■ WHAT TO DO
Exact copy, no pictures: output all the records that follow.

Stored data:
------
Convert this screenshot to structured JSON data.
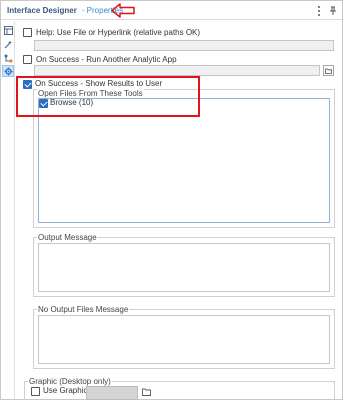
{
  "panel": {
    "title": "Interface Designer",
    "separator": "-",
    "subtitle": "Properties"
  },
  "help": {
    "label": "Help: Use File or Hyperlink (relative paths OK)",
    "checked": false,
    "value": ""
  },
  "run_app": {
    "label": "On Success - Run Another Analytic App",
    "checked": false,
    "value": ""
  },
  "show_results": {
    "label": "On Success - Show Results to User",
    "checked": true,
    "group_title": "Open Files From These Tools",
    "tools": [
      {
        "label": "Browse (10)",
        "checked": true
      }
    ]
  },
  "output_message": {
    "title": "Output Message",
    "value": ""
  },
  "no_output_message": {
    "title": "No Output Files Message",
    "value": ""
  },
  "graphic": {
    "title": "Graphic (Desktop only)",
    "use_label": "Use Graphic:",
    "checked": false
  },
  "icons": {
    "menu": "vertical-ellipsis-icon",
    "pin": "pin-icon",
    "strip": [
      "tree-view-icon",
      "wand-icon",
      "actions-icon",
      "gear-icon"
    ],
    "folder": "folder-icon",
    "arrow": "left-arrow-annotation-icon"
  },
  "colors": {
    "accent": "#2c6fbf",
    "annotation": "#e0151b",
    "title": "#3a5a80",
    "subtitle": "#3a8ad3"
  }
}
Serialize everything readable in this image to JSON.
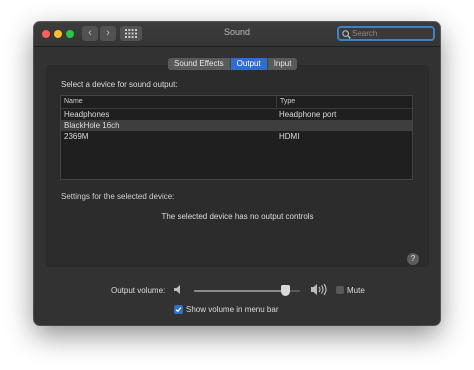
{
  "window": {
    "title": "Sound",
    "search_placeholder": "Search"
  },
  "tabs": [
    {
      "label": "Sound Effects",
      "active": false
    },
    {
      "label": "Output",
      "active": true
    },
    {
      "label": "Input",
      "active": false
    }
  ],
  "output": {
    "select_label": "Select a device for sound output:",
    "columns": [
      "Name",
      "Type"
    ],
    "devices": [
      {
        "name": "Headphones",
        "type": "Headphone port",
        "selected": false
      },
      {
        "name": "BlackHole 16ch",
        "type": "",
        "selected": true
      },
      {
        "name": "2369M",
        "type": "HDMI",
        "selected": false
      }
    ],
    "settings_label": "Settings for the selected device:",
    "no_controls_text": "The selected device has no output controls",
    "help_label": "?"
  },
  "volume": {
    "label": "Output volume:",
    "level": 0.86,
    "mute_label": "Mute",
    "mute_checked": false,
    "show_in_menu_label": "Show volume in menu bar",
    "show_in_menu_checked": true
  },
  "colors": {
    "accent": "#2d6ecf",
    "close": "#fc5f57",
    "minimize": "#fdbc2e",
    "maximize": "#28c840"
  }
}
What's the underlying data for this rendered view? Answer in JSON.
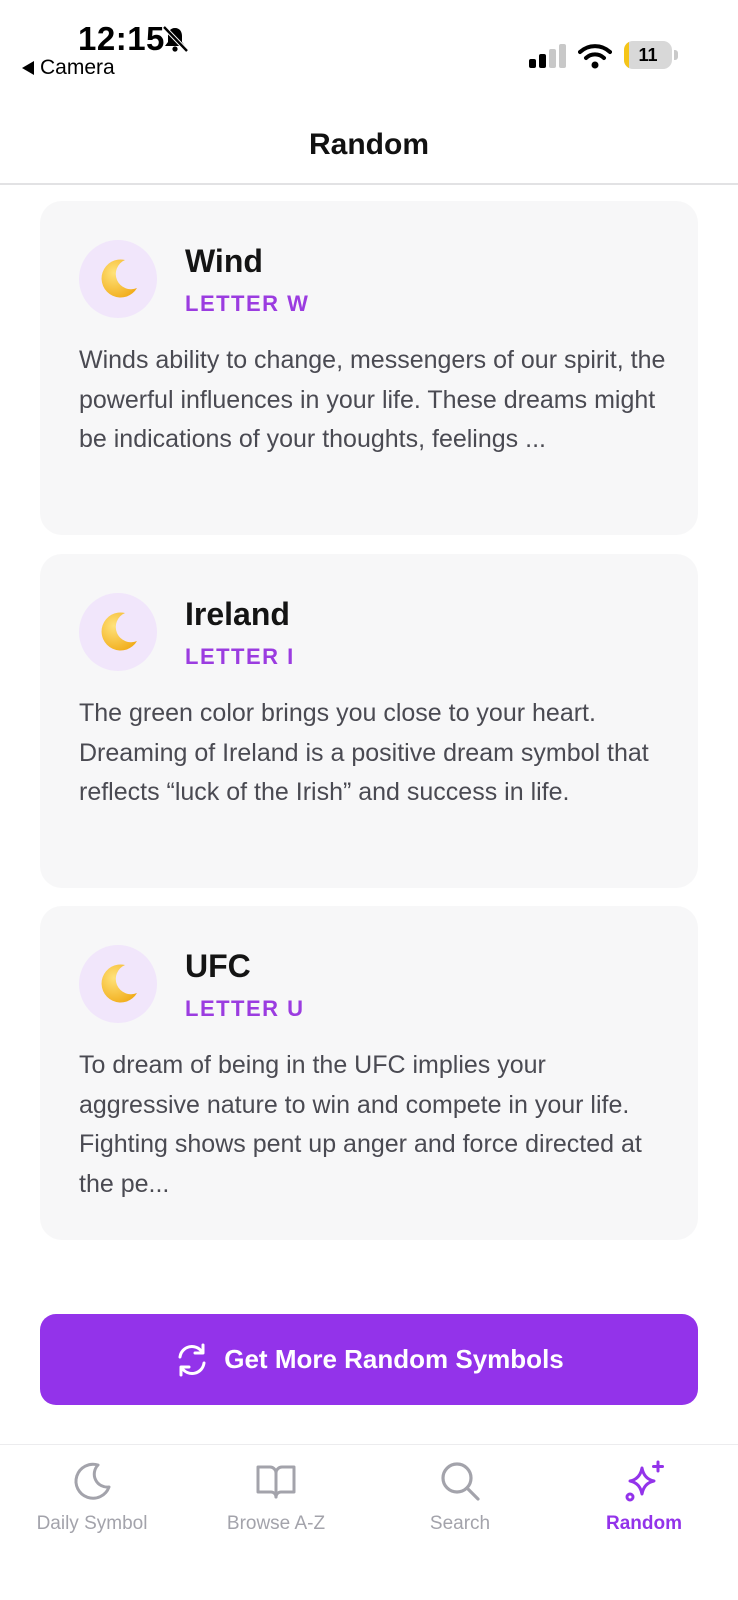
{
  "status": {
    "time": "12:15",
    "back_label": "Camera",
    "battery_text": "11",
    "battery_level": 0.11
  },
  "header": {
    "title": "Random"
  },
  "cards": [
    {
      "title": "Wind",
      "letter": "LETTER W",
      "description": "Winds ability to change, messengers of our spirit, the powerful influences in your life. These dreams might be indications of your thoughts, feelings ...",
      "icon": "crescent-moon-icon"
    },
    {
      "title": "Ireland",
      "letter": "LETTER I",
      "description": "The green color brings you close to your heart. Dreaming of Ireland is a positive dream symbol that reflects “luck of the Irish” and success in life.",
      "icon": "crescent-moon-icon"
    },
    {
      "title": "UFC",
      "letter": "LETTER U",
      "description": "To dream of being in the UFC implies your aggressive nature to win and compete in your life. Fighting shows pent up anger and force directed at the pe...",
      "icon": "crescent-moon-icon"
    }
  ],
  "cta": {
    "label": "Get More Random Symbols",
    "icon": "refresh-icon"
  },
  "tabbar": {
    "active": "Random",
    "items": [
      {
        "label": "Daily Symbol",
        "icon": "moon-icon"
      },
      {
        "label": "Browse A-Z",
        "icon": "book-icon"
      },
      {
        "label": "Search",
        "icon": "search-icon"
      },
      {
        "label": "Random",
        "icon": "sparkles-icon"
      }
    ]
  },
  "colors": {
    "accent": "#9333ea",
    "letter": "#9b3ce0",
    "card_bg": "#f7f7f8",
    "icon_bg": "#f1e6fb",
    "inactive_tab": "#a3a3ab"
  }
}
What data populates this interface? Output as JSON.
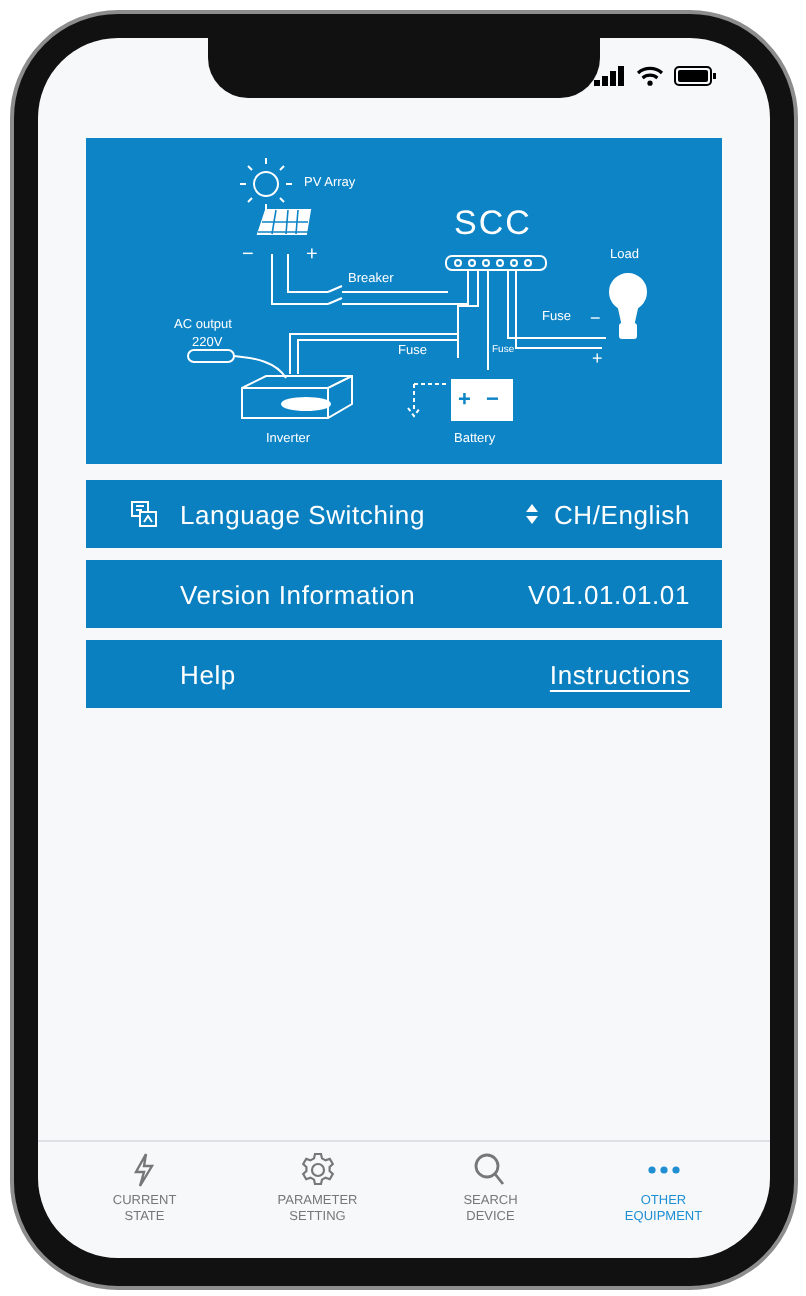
{
  "diagram": {
    "title": "SCC",
    "labels": [
      "PV Array",
      "−",
      "+",
      "Breaker",
      "Load",
      "Fuse",
      "−",
      "+",
      "AC output",
      "220V",
      "Fuse",
      "Fuse",
      "+",
      "−",
      "Inverter",
      "Battery"
    ]
  },
  "settings": [
    {
      "kind": "select",
      "label": "Language Switching",
      "value": "CH/English"
    },
    {
      "kind": "info",
      "label": "Version Information",
      "value": "V01.01.01.01"
    },
    {
      "kind": "link",
      "label": "Help",
      "value": "Instructions"
    }
  ],
  "tabs": [
    {
      "kind": "bolt",
      "label": "CURRENT STATE",
      "selected": false
    },
    {
      "kind": "gear",
      "label": "PARAMETER SETTING",
      "selected": false
    },
    {
      "kind": "search",
      "label": "SEARCH DEVICE",
      "selected": false
    },
    {
      "kind": "more",
      "label": "OTHER EQUIPMENT",
      "selected": true
    }
  ]
}
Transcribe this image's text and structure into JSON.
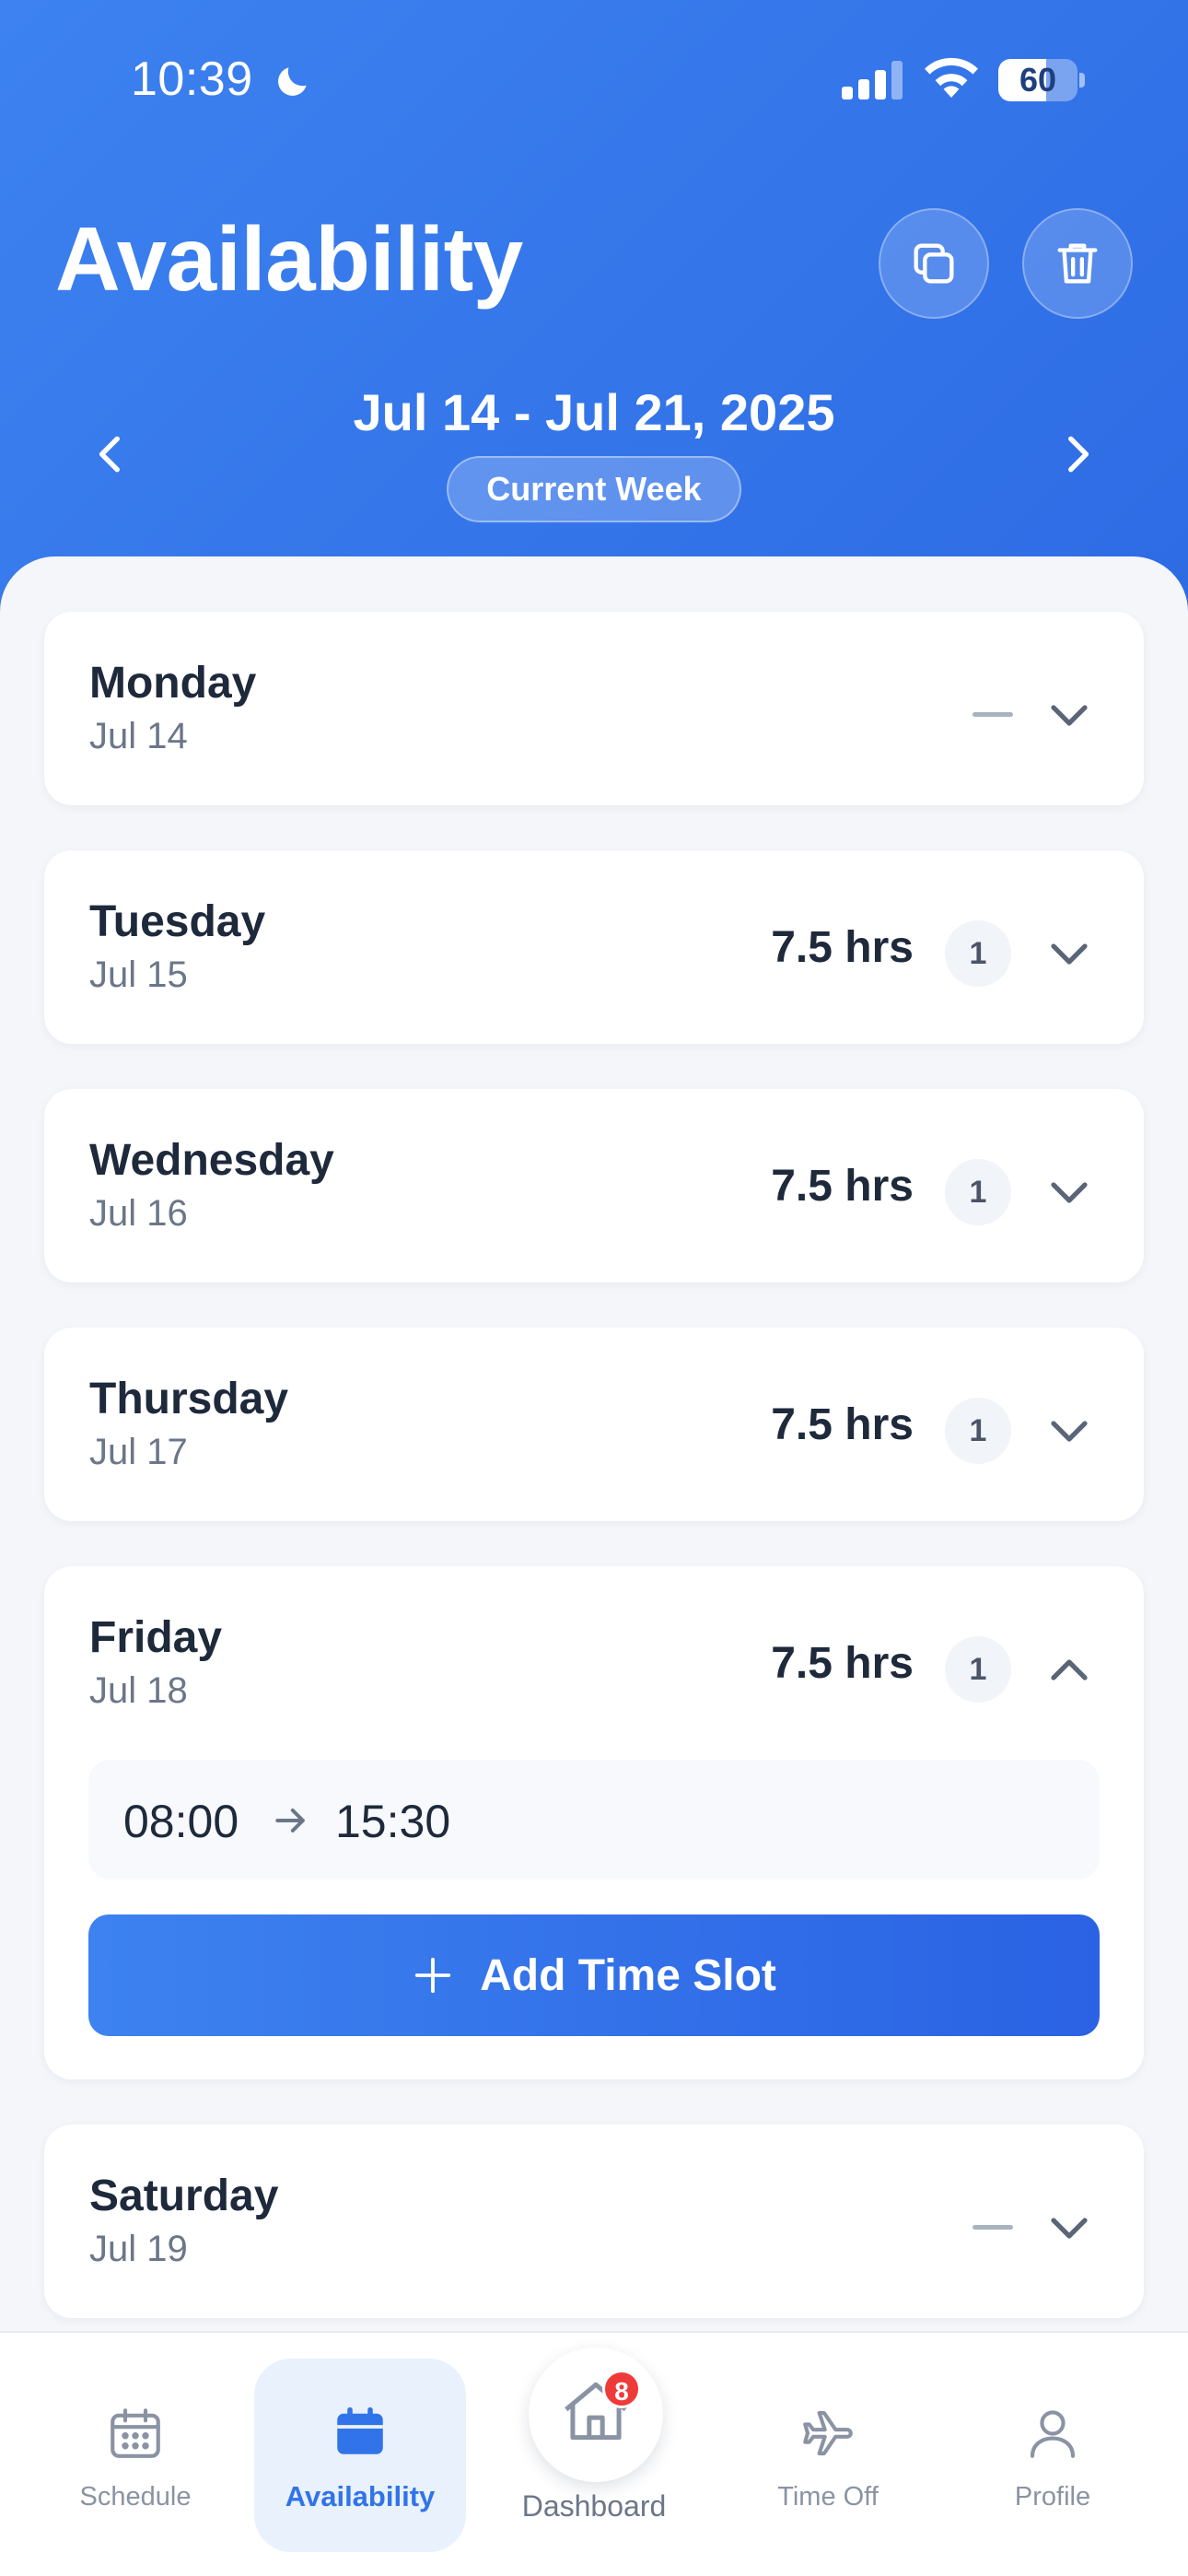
{
  "status_bar": {
    "time": "10:39",
    "battery_level": "60",
    "battery_fraction": 0.6
  },
  "header": {
    "title": "Availability",
    "week_range": "Jul 14 - Jul 21, 2025",
    "week_badge": "Current Week"
  },
  "days": [
    {
      "name": "Monday",
      "date": "Jul 14",
      "hours": "",
      "slots": "",
      "expanded": false
    },
    {
      "name": "Tuesday",
      "date": "Jul 15",
      "hours": "7.5 hrs",
      "slots": "1",
      "expanded": false
    },
    {
      "name": "Wednesday",
      "date": "Jul 16",
      "hours": "7.5 hrs",
      "slots": "1",
      "expanded": false
    },
    {
      "name": "Thursday",
      "date": "Jul 17",
      "hours": "7.5 hrs",
      "slots": "1",
      "expanded": false
    },
    {
      "name": "Friday",
      "date": "Jul 18",
      "hours": "7.5 hrs",
      "slots": "1",
      "expanded": true,
      "time_slots": [
        {
          "start": "08:00",
          "end": "15:30"
        }
      ],
      "add_slot_label": "Add Time Slot"
    },
    {
      "name": "Saturday",
      "date": "Jul 19",
      "hours": "",
      "slots": "",
      "expanded": false
    }
  ],
  "tabbar": {
    "schedule": "Schedule",
    "availability": "Availability",
    "dashboard": "Dashboard",
    "dashboard_badge": "8",
    "time_off": "Time Off",
    "profile": "Profile"
  },
  "colors": {
    "header_gradient_start": "#3d82f0",
    "header_gradient_end": "#2d6be4",
    "accent": "#3173e8",
    "badge_red": "#ef3a3a",
    "text_dark": "#1e293b",
    "text_muted": "#6b7688"
  },
  "icons": {
    "copy": "copy-icon",
    "delete": "trash-icon",
    "prev": "chevron-left-icon",
    "next": "chevron-right-icon",
    "expand": "chevron-down-icon",
    "collapse": "chevron-up-icon",
    "slot_arrow": "arrow-right-icon",
    "add": "plus-icon",
    "schedule": "calendar-grid-icon",
    "availability": "calendar-icon",
    "dashboard": "home-icon",
    "time_off": "airplane-icon",
    "profile": "user-icon"
  }
}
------
■ RESPONSE AREA
Convert this screenshot to structured JSON data.
{
  "panel": {
    "title": "Interface Designer",
    "separator": "-",
    "subtitle": "Properties"
  },
  "help": {
    "label": "Help: Use File or Hyperlink (relative paths OK)",
    "checked": false,
    "value": ""
  },
  "run_app": {
    "label": "On Success - Run Another Analytic App",
    "checked": false,
    "value": ""
  },
  "show_results": {
    "label": "On Success - Show Results to User",
    "checked": true,
    "group_title": "Open Files From These Tools",
    "tools": [
      {
        "label": "Browse (10)",
        "checked": true
      }
    ]
  },
  "output_message": {
    "title": "Output Message",
    "value": ""
  },
  "no_output_message": {
    "title": "No Output Files Message",
    "value": ""
  },
  "graphic": {
    "title": "Graphic (Desktop only)",
    "use_label": "Use Graphic:",
    "checked": false
  },
  "icons": {
    "menu": "vertical-ellipsis-icon",
    "pin": "pin-icon",
    "strip": [
      "tree-view-icon",
      "wand-icon",
      "actions-icon",
      "gear-icon"
    ],
    "folder": "folder-icon",
    "arrow": "left-arrow-annotation-icon"
  },
  "colors": {
    "accent": "#2c6fbf",
    "annotation": "#e0151b",
    "title": "#3a5a80",
    "subtitle": "#3a8ad3"
  }
}
Serialize everything readable in this image to JSON.
{
  "window": {
    "title": "Sound",
    "search_placeholder": "Search"
  },
  "tabs": [
    {
      "label": "Sound Effects",
      "active": false
    },
    {
      "label": "Output",
      "active": true
    },
    {
      "label": "Input",
      "active": false
    }
  ],
  "output": {
    "select_label": "Select a device for sound output:",
    "columns": [
      "Name",
      "Type"
    ],
    "devices": [
      {
        "name": "Headphones",
        "type": "Headphone port",
        "selected": false
      },
      {
        "name": "BlackHole 16ch",
        "type": "",
        "selected": true
      },
      {
        "name": "2369M",
        "type": "HDMI",
        "selected": false
      }
    ],
    "settings_label": "Settings for the selected device:",
    "no_controls_text": "The selected device has no output controls",
    "help_label": "?"
  },
  "volume": {
    "label": "Output volume:",
    "level": 0.86,
    "mute_label": "Mute",
    "mute_checked": false,
    "show_in_menu_label": "Show volume in menu bar",
    "show_in_menu_checked": true
  },
  "colors": {
    "accent": "#2d6ecf",
    "close": "#fc5f57",
    "minimize": "#fdbc2e",
    "maximize": "#28c840"
  }
}
What's the underlying data for this rendered view? Answer in JSON.
{
  "status": {
    "time": "12:15",
    "back_label": "Camera",
    "battery_text": "11",
    "battery_level": 0.11
  },
  "header": {
    "title": "Random"
  },
  "cards": [
    {
      "title": "Wind",
      "letter": "LETTER W",
      "description": "Winds ability to change, messengers of our spirit, the powerful influences in your life. These dreams might be indications of your thoughts, feelings ...",
      "icon": "crescent-moon-icon"
    },
    {
      "title": "Ireland",
      "letter": "LETTER I",
      "description": "The green color brings you close to your heart. Dreaming of Ireland is a positive dream symbol that reflects “luck of the Irish” and success in life.",
      "icon": "crescent-moon-icon"
    },
    {
      "title": "UFC",
      "letter": "LETTER U",
      "description": "To dream of being in the UFC implies your aggressive nature to win and compete in your life. Fighting shows pent up anger and force directed at the pe...",
      "icon": "crescent-moon-icon"
    }
  ],
  "cta": {
    "label": "Get More Random Symbols",
    "icon": "refresh-icon"
  },
  "tabbar": {
    "active": "Random",
    "items": [
      {
        "label": "Daily Symbol",
        "icon": "moon-icon"
      },
      {
        "label": "Browse A-Z",
        "icon": "book-icon"
      },
      {
        "label": "Search",
        "icon": "search-icon"
      },
      {
        "label": "Random",
        "icon": "sparkles-icon"
      }
    ]
  },
  "colors": {
    "accent": "#9333ea",
    "letter": "#9b3ce0",
    "card_bg": "#f7f7f8",
    "icon_bg": "#f1e6fb",
    "inactive_tab": "#a3a3ab"
  }
}
What data populates this interface? Output as JSON.
{
  "diagram": {
    "title": "SCC",
    "labels": [
      "PV Array",
      "−",
      "+",
      "Breaker",
      "Load",
      "Fuse",
      "−",
      "+",
      "AC output",
      "220V",
      "Fuse",
      "Fuse",
      "+",
      "−",
      "Inverter",
      "Battery"
    ]
  },
  "settings": [
    {
      "kind": "select",
      "label": "Language Switching",
      "value": "CH/English"
    },
    {
      "kind": "info",
      "label": "Version Information",
      "value": "V01.01.01.01"
    },
    {
      "kind": "link",
      "label": "Help",
      "value": "Instructions"
    }
  ],
  "tabs": [
    {
      "kind": "bolt",
      "label": "CURRENT STATE",
      "selected": false
    },
    {
      "kind": "gear",
      "label": "PARAMETER SETTING",
      "selected": false
    },
    {
      "kind": "search",
      "label": "SEARCH DEVICE",
      "selected": false
    },
    {
      "kind": "more",
      "label": "OTHER EQUIPMENT",
      "selected": true
    }
  ]
}
Transcribe this image's text and structure into JSON.
{
  "status_bar": {
    "time": "10:39",
    "battery_level": "60",
    "battery_fraction": 0.6
  },
  "header": {
    "title": "Availability",
    "week_range": "Jul 14 - Jul 21, 2025",
    "week_badge": "Current Week"
  },
  "days": [
    {
      "name": "Monday",
      "date": "Jul 14",
      "hours": "",
      "slots": "",
      "expanded": false
    },
    {
      "name": "Tuesday",
      "date": "Jul 15",
      "hours": "7.5 hrs",
      "slots": "1",
      "expanded": false
    },
    {
      "name": "Wednesday",
      "date": "Jul 16",
      "hours": "7.5 hrs",
      "slots": "1",
      "expanded": false
    },
    {
      "name": "Thursday",
      "date": "Jul 17",
      "hours": "7.5 hrs",
      "slots": "1",
      "expanded": false
    },
    {
      "name": "Friday",
      "date": "Jul 18",
      "hours": "7.5 hrs",
      "slots": "1",
      "expanded": true,
      "time_slots": [
        {
          "start": "08:00",
          "end": "15:30"
        }
      ],
      "add_slot_label": "Add Time Slot"
    },
    {
      "name": "Saturday",
      "date": "Jul 19",
      "hours": "",
      "slots": "",
      "expanded": false
    }
  ],
  "tabbar": {
    "schedule": "Schedule",
    "availability": "Availability",
    "dashboard": "Dashboard",
    "dashboard_badge": "8",
    "time_off": "Time Off",
    "profile": "Profile"
  },
  "colors": {
    "header_gradient_start": "#3d82f0",
    "header_gradient_end": "#2d6be4",
    "accent": "#3173e8",
    "badge_red": "#ef3a3a",
    "text_dark": "#1e293b",
    "text_muted": "#6b7688"
  },
  "icons": {
    "copy": "copy-icon",
    "delete": "trash-icon",
    "prev": "chevron-left-icon",
    "next": "chevron-right-icon",
    "expand": "chevron-down-icon",
    "collapse": "chevron-up-icon",
    "slot_arrow": "arrow-right-icon",
    "add": "plus-icon",
    "schedule": "calendar-grid-icon",
    "availability": "calendar-icon",
    "dashboard": "home-icon",
    "time_off": "airplane-icon",
    "profile": "user-icon"
  }
}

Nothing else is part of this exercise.